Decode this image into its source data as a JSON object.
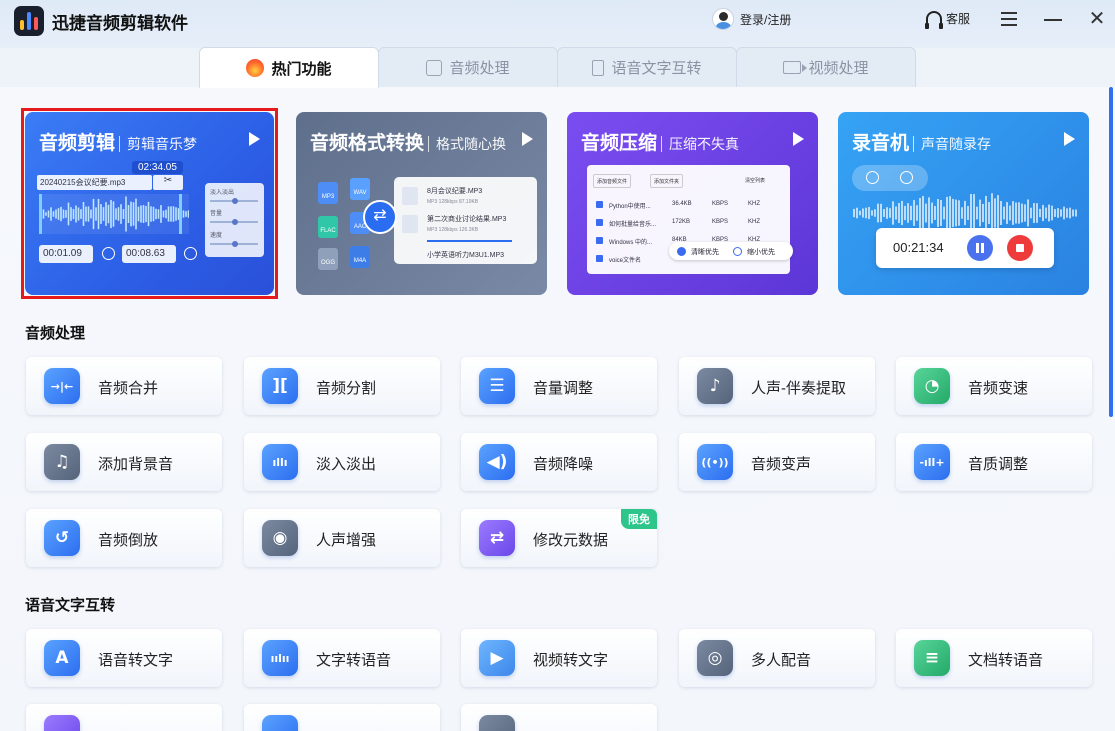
{
  "app": {
    "title": "迅捷音频剪辑软件"
  },
  "header": {
    "login_label": "登录/注册",
    "service_label": "客服"
  },
  "tabs": [
    {
      "label": "热门功能",
      "active": true,
      "icon": "flame-icon"
    },
    {
      "label": "音频处理",
      "active": false,
      "icon": "audio-file-icon"
    },
    {
      "label": "语音文字互转",
      "active": false,
      "icon": "mic-file-icon"
    },
    {
      "label": "视频处理",
      "active": false,
      "icon": "video-camera-icon"
    }
  ],
  "hero_cards": [
    {
      "title": "音频剪辑",
      "subtitle": "剪辑音乐梦",
      "time_badge": "02:34.05",
      "file_name": "20240215会议纪要.mp3",
      "panel_labels": [
        "淡入淡出",
        "音量",
        "速度"
      ],
      "start_time": "00:01.09",
      "end_time": "00:08.63"
    },
    {
      "title": "音频格式转换",
      "subtitle": "格式随心换",
      "formats": [
        "MP3",
        "WAV",
        "FLAC",
        "AAC",
        "OGG",
        "M4A"
      ],
      "files": [
        {
          "name": "8月会议纪要.MP3",
          "meta": "MP3   128kbps   87.19KB"
        },
        {
          "name": "第二次商业讨论结果.MP3",
          "meta": "MP3   128kbps   126.3KB"
        },
        {
          "name": "小学英语听力M3U1.MP3",
          "meta": ""
        }
      ]
    },
    {
      "title": "音频压缩",
      "subtitle": "压缩不失真",
      "buttons": [
        "添加音频文件",
        "添加文件夹",
        "清空列表"
      ],
      "rows": [
        {
          "name": "Python中使用...",
          "size": "36.4KB",
          "unit1": "KBPS",
          "unit2": "KHZ"
        },
        {
          "name": "如何批量给音乐...",
          "size": "172KB",
          "unit1": "KBPS",
          "unit2": "KHZ"
        },
        {
          "name": "Windows 中的...",
          "size": "84KB",
          "unit1": "KBPS",
          "unit2": "KHZ"
        },
        {
          "name": "voice文件名",
          "size": "",
          "unit1": "",
          "unit2": ""
        }
      ],
      "option_clear": "清晰优先",
      "option_small": "缩小优先"
    },
    {
      "title": "录音机",
      "subtitle": "声音随录存",
      "timer": "00:21:34"
    }
  ],
  "sections": [
    {
      "title": "音频处理",
      "tools": [
        {
          "label": "音频合并",
          "icon": "merge-icon",
          "glyph": "→|←",
          "color": "blue"
        },
        {
          "label": "音频分割",
          "icon": "split-icon",
          "glyph": "][",
          "color": "blue"
        },
        {
          "label": "音量调整",
          "icon": "volume-sliders-icon",
          "glyph": "☰",
          "color": "blue"
        },
        {
          "label": "人声-伴奏提取",
          "icon": "vocal-extract-icon",
          "glyph": "♪",
          "color": "gray"
        },
        {
          "label": "音频变速",
          "icon": "speed-icon",
          "glyph": "◔",
          "color": "green"
        },
        {
          "label": "添加背景音",
          "icon": "music-note-icon",
          "glyph": "♫",
          "color": "gray"
        },
        {
          "label": "淡入淡出",
          "icon": "fade-bars-icon",
          "glyph": "ıllı",
          "color": "blue"
        },
        {
          "label": "音频降噪",
          "icon": "speaker-icon",
          "glyph": "◀)",
          "color": "blue"
        },
        {
          "label": "音频变声",
          "icon": "voice-change-icon",
          "glyph": "((•))",
          "color": "blue"
        },
        {
          "label": "音质调整",
          "icon": "quality-bars-icon",
          "glyph": "-ıll+",
          "color": "blue"
        },
        {
          "label": "音频倒放",
          "icon": "reverse-icon",
          "glyph": "↺",
          "color": "blue"
        },
        {
          "label": "人声增强",
          "icon": "voice-enhance-icon",
          "glyph": "◉",
          "color": "gray"
        },
        {
          "label": "修改元数据",
          "icon": "metadata-icon",
          "glyph": "⇄",
          "color": "purple",
          "badge": "限免"
        }
      ]
    },
    {
      "title": "语音文字互转",
      "tools": [
        {
          "label": "语音转文字",
          "icon": "letter-a-icon",
          "glyph": "A",
          "color": "blue"
        },
        {
          "label": "文字转语音",
          "icon": "waveform-icon",
          "glyph": "ıılıı",
          "color": "blue"
        },
        {
          "label": "视频转文字",
          "icon": "play-icon",
          "glyph": "▶",
          "color": "teal"
        },
        {
          "label": "多人配音",
          "icon": "microphone-icon",
          "glyph": "◎",
          "color": "gray"
        },
        {
          "label": "文档转语音",
          "icon": "document-icon",
          "glyph": "≡",
          "color": "green"
        }
      ]
    }
  ],
  "colors": {
    "accent": "#2c6ef0",
    "selection_outline": "#e51b1b",
    "free_badge": "#2ec58a"
  }
}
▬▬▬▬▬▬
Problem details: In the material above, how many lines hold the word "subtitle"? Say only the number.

Your response: 4